* WORK TO COMPLETE *
Among the lines of the records, please find those that contain the word "category" and copy them.

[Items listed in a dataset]
┏━━

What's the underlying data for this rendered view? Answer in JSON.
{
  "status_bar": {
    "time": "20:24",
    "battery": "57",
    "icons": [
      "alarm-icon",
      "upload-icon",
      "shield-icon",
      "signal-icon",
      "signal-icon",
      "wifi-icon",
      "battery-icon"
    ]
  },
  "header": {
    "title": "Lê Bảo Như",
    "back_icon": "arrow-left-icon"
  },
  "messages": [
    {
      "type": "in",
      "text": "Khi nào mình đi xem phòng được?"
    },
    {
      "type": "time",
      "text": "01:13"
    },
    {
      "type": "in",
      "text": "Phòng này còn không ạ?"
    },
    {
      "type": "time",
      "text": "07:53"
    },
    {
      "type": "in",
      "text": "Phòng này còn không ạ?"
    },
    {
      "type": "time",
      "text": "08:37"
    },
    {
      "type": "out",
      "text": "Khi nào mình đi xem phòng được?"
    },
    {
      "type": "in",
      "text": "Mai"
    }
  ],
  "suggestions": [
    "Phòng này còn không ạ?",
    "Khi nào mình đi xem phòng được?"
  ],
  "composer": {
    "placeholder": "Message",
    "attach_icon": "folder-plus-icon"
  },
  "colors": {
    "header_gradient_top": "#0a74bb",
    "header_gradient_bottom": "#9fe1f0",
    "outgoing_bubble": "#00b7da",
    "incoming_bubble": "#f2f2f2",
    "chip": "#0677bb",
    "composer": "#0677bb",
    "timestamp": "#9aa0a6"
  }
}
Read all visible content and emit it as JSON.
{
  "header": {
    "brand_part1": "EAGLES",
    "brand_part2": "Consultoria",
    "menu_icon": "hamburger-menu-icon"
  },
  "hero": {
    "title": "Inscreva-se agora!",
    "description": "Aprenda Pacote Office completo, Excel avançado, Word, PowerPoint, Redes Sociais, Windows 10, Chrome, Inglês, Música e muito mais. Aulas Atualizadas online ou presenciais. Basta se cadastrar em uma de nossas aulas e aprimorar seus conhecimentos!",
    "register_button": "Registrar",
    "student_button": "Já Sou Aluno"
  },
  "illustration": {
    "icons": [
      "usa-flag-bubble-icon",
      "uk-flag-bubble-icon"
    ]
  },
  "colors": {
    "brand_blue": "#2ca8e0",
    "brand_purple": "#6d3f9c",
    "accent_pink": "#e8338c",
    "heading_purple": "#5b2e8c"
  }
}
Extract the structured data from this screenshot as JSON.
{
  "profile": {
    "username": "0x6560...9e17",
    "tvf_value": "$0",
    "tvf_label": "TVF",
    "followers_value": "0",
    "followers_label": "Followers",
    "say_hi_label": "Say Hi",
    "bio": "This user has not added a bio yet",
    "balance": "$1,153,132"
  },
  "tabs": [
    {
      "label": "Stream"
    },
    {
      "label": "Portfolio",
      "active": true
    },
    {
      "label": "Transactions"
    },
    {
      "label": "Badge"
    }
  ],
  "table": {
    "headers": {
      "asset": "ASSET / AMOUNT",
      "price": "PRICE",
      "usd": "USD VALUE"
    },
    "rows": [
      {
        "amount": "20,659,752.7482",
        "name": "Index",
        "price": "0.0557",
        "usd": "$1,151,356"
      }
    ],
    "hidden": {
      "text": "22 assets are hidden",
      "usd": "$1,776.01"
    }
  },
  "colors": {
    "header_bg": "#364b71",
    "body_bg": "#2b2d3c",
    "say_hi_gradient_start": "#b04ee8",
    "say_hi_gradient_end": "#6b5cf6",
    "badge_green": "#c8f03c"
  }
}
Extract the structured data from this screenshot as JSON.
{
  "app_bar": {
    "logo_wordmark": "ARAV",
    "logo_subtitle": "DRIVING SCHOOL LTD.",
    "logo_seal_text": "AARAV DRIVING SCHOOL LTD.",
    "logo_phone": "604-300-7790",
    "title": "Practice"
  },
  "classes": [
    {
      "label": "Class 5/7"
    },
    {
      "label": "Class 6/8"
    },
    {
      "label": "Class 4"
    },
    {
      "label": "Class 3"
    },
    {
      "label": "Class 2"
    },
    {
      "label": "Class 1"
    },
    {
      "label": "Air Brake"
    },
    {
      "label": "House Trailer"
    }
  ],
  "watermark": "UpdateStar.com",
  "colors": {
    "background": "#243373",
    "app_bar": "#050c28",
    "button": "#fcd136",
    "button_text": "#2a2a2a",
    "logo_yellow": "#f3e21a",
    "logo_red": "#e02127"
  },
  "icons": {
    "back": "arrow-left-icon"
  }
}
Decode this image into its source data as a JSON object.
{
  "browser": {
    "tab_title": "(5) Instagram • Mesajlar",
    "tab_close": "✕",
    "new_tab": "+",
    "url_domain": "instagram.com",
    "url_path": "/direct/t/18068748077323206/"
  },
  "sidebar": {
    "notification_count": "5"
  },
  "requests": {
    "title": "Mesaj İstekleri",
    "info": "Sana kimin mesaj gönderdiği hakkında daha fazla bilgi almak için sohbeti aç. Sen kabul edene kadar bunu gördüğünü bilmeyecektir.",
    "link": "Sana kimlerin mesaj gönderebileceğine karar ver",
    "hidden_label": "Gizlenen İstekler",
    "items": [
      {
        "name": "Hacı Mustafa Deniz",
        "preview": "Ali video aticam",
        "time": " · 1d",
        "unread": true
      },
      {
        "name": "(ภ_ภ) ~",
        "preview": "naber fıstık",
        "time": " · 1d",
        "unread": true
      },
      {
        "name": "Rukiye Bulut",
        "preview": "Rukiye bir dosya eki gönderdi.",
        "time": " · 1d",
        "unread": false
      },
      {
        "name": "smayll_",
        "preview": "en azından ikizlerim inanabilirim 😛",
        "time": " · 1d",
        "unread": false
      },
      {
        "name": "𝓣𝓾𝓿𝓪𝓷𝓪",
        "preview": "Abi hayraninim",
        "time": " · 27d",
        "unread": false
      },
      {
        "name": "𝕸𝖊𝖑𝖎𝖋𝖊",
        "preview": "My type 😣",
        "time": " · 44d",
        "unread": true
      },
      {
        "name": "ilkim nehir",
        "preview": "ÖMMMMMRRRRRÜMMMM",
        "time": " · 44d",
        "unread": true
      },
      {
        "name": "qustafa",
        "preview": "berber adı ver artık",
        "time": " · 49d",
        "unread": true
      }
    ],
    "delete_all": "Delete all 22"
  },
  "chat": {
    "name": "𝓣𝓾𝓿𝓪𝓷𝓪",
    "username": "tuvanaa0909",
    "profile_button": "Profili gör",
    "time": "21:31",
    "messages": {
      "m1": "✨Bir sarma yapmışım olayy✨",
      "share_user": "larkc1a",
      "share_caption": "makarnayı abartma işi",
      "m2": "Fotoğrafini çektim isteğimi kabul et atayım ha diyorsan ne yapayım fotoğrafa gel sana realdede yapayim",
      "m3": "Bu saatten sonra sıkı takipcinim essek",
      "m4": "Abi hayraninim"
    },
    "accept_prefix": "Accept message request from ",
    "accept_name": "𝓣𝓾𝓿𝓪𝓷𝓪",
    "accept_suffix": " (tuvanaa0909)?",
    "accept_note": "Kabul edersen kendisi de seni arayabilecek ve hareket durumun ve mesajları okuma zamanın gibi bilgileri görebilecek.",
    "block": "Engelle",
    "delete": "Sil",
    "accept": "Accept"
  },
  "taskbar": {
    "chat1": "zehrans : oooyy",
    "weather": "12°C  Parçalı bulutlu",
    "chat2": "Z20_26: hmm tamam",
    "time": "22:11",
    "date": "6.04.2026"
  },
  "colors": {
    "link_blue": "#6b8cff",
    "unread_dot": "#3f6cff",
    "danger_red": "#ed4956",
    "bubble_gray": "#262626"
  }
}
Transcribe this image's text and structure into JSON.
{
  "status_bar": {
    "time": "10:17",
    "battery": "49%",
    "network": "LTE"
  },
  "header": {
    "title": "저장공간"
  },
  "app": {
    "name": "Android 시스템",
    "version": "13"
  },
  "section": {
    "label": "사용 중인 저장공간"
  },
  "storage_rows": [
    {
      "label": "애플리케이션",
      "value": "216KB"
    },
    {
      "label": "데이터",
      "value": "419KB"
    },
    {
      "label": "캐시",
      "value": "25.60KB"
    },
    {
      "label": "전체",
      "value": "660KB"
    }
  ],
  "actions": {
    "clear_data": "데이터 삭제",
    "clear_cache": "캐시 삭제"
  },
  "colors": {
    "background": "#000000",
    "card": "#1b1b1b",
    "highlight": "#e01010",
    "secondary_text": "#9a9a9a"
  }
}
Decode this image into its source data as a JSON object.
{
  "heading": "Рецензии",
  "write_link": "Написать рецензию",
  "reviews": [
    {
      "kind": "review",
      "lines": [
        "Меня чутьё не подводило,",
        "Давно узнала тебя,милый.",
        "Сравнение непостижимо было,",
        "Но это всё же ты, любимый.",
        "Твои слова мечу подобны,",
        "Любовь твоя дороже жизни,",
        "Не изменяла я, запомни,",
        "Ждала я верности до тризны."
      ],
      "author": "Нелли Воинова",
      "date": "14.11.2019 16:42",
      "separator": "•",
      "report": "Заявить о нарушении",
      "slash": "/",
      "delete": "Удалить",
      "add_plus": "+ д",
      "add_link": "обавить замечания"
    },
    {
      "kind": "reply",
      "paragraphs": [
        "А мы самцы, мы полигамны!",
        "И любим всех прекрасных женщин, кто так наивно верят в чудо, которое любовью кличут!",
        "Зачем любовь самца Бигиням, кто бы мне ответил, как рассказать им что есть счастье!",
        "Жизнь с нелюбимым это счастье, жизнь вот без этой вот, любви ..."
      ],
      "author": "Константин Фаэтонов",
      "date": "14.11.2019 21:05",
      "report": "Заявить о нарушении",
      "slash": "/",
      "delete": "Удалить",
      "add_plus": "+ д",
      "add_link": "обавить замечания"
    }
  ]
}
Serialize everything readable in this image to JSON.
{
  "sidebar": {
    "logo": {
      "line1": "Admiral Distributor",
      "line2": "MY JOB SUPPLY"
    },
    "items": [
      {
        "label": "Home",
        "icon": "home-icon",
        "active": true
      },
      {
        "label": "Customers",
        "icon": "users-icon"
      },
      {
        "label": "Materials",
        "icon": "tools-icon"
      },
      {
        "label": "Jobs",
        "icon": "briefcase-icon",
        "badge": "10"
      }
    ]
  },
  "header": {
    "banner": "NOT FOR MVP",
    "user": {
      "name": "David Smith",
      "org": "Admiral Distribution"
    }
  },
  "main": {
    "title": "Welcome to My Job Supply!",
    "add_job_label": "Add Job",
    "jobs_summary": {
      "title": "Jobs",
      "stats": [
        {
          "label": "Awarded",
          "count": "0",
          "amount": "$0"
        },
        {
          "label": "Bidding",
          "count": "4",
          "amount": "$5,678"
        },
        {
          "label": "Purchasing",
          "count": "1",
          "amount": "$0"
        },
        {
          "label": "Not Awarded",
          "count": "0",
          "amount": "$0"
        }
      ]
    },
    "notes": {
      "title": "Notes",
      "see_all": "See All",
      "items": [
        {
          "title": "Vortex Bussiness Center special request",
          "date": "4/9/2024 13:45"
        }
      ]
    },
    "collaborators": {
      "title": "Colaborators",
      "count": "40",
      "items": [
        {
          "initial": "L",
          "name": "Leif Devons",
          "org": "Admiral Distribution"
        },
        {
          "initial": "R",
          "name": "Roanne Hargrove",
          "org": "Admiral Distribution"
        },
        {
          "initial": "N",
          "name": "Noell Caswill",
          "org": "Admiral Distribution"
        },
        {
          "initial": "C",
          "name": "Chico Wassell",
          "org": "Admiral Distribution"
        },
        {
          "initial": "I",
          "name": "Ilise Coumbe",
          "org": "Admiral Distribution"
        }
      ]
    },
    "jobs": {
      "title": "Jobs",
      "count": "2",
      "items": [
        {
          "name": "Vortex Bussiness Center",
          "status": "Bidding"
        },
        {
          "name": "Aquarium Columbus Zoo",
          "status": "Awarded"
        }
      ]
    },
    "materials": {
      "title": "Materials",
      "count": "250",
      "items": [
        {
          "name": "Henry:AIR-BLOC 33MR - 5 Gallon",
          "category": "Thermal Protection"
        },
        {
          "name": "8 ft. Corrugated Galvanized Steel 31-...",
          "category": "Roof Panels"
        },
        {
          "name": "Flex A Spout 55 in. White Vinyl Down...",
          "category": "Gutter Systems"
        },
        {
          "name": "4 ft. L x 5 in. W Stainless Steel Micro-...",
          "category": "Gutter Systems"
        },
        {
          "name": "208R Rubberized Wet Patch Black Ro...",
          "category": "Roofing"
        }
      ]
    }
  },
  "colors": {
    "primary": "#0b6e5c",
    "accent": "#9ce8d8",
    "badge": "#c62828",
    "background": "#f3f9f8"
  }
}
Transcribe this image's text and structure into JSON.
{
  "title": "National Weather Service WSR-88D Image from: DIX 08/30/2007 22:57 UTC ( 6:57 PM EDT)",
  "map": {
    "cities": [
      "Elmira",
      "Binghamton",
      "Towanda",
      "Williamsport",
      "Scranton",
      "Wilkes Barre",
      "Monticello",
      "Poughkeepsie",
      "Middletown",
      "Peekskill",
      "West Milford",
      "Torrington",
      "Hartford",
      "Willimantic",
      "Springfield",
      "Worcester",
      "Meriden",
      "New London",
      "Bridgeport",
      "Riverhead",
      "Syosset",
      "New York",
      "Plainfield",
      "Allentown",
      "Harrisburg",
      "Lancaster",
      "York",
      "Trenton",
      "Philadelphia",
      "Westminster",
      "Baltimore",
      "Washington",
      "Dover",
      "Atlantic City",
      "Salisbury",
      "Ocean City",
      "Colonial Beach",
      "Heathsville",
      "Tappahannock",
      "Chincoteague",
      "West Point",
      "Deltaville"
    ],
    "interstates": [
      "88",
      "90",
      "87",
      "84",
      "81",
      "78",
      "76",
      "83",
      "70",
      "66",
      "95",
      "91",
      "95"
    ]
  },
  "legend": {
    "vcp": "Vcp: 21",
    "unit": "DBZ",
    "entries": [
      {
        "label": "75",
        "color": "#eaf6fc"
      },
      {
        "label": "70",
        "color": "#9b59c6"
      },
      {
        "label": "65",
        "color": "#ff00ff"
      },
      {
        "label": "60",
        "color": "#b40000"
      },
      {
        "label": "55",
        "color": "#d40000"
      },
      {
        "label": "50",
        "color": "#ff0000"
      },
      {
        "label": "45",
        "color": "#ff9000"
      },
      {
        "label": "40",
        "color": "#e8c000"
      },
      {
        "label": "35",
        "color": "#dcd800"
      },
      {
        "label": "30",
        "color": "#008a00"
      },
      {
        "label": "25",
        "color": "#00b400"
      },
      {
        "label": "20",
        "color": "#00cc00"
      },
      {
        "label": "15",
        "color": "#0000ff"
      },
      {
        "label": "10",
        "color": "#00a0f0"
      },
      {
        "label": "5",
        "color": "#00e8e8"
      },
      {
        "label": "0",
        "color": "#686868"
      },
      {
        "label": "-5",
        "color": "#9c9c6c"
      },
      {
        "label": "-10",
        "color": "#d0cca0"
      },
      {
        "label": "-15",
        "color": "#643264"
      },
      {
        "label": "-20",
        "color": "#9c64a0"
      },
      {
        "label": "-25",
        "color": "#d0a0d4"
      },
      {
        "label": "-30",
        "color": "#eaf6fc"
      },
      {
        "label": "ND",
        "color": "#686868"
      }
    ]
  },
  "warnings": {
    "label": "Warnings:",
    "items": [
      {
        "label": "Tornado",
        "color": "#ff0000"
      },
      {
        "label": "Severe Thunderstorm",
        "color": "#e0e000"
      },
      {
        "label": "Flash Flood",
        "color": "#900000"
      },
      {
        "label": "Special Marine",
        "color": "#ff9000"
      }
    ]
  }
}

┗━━

* TASK RESULT *
          "category": "Thermal Protection"
          "category": "Roof Panels"
          "category": "Gutter Systems"
          "category": "Gutter Systems"
          "category": "Roofing"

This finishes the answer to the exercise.